We took a tour to Tortuga Island. Clambering into the boat full of Americans we motored through the Pacific viewing the jagged volcanic rock that spilled into the sea creating a fairly impressive coastline. And on the way we spotted two small grey dolphins whom we followed for awhile. Upon arriving to the Tortuga Island, we dumped our gear on the white sand before jumping into a small boat to take us to a small rock for snorkeling. Now usually the snorkeling and diving here is suppose to be pretty impressive but we were in the rainy season, and the water was stirred up so all we managed to see were a few clown fish and some kind of jelly fish that decided to sting me on the way back on the boat. My skin turning a nice shade of red and slowly blistering up, I was worried until the skipper told me it was OK, I wouldn’t die and I just had to pour some vinegar over it, and getting back to the beach I did just that

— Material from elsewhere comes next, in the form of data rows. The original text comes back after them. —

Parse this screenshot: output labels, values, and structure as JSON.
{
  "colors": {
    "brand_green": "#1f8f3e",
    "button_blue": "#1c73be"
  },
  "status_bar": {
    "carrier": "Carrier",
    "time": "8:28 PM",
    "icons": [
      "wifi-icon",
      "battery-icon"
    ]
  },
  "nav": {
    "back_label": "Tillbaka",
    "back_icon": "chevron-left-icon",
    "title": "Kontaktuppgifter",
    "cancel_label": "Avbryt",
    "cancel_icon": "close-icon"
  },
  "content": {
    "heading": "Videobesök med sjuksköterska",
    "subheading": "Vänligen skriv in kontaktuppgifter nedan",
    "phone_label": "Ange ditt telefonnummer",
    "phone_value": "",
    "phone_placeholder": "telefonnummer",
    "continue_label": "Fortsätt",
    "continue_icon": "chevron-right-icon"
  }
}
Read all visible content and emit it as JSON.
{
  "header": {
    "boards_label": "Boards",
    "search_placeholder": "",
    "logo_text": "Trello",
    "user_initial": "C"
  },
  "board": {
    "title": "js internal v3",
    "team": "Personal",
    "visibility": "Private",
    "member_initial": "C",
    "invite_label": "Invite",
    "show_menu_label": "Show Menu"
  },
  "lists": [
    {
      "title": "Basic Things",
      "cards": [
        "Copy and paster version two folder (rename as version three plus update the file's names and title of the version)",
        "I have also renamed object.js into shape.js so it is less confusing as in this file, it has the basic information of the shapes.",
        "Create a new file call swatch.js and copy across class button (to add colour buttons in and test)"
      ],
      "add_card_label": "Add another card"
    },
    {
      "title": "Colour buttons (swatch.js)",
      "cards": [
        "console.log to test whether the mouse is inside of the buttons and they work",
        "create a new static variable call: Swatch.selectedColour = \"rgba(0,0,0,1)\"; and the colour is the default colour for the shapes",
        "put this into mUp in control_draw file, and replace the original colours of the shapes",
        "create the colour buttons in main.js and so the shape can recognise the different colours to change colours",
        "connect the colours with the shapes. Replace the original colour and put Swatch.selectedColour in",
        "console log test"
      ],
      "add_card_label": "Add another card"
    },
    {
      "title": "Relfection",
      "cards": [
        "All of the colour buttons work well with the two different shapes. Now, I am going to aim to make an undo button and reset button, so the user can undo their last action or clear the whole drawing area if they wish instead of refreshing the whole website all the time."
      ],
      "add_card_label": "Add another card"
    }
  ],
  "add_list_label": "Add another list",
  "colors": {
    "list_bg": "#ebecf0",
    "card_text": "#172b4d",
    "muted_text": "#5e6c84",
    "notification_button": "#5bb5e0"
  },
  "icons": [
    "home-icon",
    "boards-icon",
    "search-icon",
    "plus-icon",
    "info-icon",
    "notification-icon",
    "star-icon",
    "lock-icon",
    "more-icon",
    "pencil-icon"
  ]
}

We spent the afternoon with a young American couple who were exceptionally friendly and took a keen interest on how on earth we had the ability to travel for 12 months. They had a vacation of a full 8 days from Colorado where they had left there 9mth year old baby with the grandparents. Again, I almost felt embarrassed discussing the details and telling them that “it was actually out second year off in 5 years” where we had decided to travel the world…without working. It was just a concept to foreign to them when their economy was shot to pieces and you had a whole two weeks leave a year which most of the time you couldn’t take consecutively. Another couple was from Sicily, and I forgot how much I loved the Italians. They spoke passionately about their home island and the beautiful playas…holding their fingers to their lips and kissing them….ballisimo! Other then the lovely beach and good company we made friends with a bush pig called Regina. So friendly, she trotted along to you and loved a pat on the belly and a few little scraps from lunch. Then there was the friendly little puppy that trotted and played with Regina and bounded after the coconuts Murray thew to it.
We spent four nights in Montezuma and enjoyed the small scale of the town but what really made it was the animal life..both in the jungle, in the sea and even the tame Regina that reinforced that I would never eat pork again. I reminded myself of this while the happy Italian man licked his lips while pointing at Regina promoting that she was a Sicilian specialty.